Females will become noticeably plumper as they fill with eggs, and will begin cleaning possible spawning locations within the tank. Meanwhile, males will also become more active, swimming nervously about the tank. At times they will stop and remain stationary in the water, extending their fins and shaking their entire body. As spawning nears, the males assume a T position in front of the head of the female, grasping her barbels between his pectoral fins and body.
The female cups her pelvic fins to form a basket into which she releases several eggs. It is believed that in this species, the female swallows the sperm and subsequently releases the sperm onto the eggs she is holding. Once fertilized, she places the adhesive eggs on the spots she previously cleaned. It is not unusual for the males to chase the female in an attempt to be chosen to fertilize the next batch of eggs she releases. This process will continue until a hundred or more eggs are laid.
At this point, the parents should be removed from the breeding tank, as they will consume the eggs once spawning is complete. Another option is to move the eggs to a rearing tank. Place a few drops of methylene blue in the egg tank to prevent the formation of fungus. Some breeders have found that Cherry Shrimp are an excellent means to remove fungus from eggs. They will eat the fungal spores and any diseased eggs, but will leave healthy eggs unharmed. It is important that the tank is well oxygenated, using a sponge or box filter so that fry are not sucked into the filter intake.

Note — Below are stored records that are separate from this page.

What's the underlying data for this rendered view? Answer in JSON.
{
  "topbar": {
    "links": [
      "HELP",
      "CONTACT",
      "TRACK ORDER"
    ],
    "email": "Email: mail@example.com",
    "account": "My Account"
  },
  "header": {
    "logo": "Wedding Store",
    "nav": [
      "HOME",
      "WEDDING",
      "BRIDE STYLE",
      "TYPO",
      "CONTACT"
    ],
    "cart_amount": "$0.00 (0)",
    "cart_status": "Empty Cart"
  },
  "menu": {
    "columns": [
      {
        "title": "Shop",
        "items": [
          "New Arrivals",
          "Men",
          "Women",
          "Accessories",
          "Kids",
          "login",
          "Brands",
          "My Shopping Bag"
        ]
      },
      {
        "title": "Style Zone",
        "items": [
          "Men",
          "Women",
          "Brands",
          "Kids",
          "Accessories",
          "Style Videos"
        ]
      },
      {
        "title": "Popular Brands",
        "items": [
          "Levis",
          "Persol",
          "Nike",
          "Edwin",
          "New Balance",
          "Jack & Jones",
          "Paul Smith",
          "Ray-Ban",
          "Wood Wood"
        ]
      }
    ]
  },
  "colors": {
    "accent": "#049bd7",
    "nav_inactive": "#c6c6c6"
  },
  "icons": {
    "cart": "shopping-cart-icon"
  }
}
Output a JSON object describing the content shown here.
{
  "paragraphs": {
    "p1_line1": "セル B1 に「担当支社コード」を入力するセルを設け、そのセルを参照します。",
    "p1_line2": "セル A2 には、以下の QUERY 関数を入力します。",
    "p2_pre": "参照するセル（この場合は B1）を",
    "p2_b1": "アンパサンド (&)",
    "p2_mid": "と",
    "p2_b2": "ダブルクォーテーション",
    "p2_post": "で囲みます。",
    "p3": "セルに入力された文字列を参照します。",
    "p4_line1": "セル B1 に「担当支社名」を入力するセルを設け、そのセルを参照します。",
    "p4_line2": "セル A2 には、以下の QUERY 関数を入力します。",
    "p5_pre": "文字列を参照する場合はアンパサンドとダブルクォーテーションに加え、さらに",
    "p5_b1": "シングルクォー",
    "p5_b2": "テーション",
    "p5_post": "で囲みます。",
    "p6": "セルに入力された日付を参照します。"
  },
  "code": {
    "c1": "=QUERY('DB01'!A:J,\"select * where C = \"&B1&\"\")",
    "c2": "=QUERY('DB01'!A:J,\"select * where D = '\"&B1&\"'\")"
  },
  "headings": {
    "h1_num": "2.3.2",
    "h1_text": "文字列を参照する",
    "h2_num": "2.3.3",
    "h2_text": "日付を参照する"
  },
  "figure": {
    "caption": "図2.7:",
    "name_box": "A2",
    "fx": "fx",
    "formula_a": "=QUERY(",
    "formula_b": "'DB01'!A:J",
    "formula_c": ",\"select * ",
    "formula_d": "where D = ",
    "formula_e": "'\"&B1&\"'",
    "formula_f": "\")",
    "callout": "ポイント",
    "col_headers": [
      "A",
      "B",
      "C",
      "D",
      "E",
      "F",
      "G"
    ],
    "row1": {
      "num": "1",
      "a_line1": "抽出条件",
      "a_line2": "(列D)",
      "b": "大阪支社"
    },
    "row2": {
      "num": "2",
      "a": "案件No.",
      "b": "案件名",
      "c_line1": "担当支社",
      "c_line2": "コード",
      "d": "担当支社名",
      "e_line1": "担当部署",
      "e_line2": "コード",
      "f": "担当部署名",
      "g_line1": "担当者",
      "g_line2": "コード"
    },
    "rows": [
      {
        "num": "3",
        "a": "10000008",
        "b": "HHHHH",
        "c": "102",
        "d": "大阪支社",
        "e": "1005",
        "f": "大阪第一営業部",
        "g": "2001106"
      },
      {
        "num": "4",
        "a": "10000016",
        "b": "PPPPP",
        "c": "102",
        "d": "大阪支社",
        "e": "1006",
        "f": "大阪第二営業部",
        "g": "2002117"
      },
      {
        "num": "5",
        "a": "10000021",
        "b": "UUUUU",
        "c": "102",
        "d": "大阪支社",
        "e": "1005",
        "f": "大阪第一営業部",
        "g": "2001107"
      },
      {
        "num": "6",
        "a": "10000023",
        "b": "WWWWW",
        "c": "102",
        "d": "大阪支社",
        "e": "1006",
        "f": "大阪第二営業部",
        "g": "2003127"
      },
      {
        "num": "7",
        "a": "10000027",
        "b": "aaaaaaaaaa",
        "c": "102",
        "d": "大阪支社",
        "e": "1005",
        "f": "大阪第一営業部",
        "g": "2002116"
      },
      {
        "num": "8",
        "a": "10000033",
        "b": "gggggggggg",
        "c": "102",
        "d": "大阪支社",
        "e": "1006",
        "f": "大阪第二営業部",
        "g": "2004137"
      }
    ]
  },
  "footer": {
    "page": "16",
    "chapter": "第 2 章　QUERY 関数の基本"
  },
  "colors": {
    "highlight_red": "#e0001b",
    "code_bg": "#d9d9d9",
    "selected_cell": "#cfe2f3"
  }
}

In three to five days the eggs will hatch and will subsist on their egg yolk sack for several days. After that, they will need to be fed freshly hatched brine shrimp. microworms, or commercially prepared fry powders. Frequent water changes are important to maintain good water quality. Many losses at the fry stage are due to improper water conditions.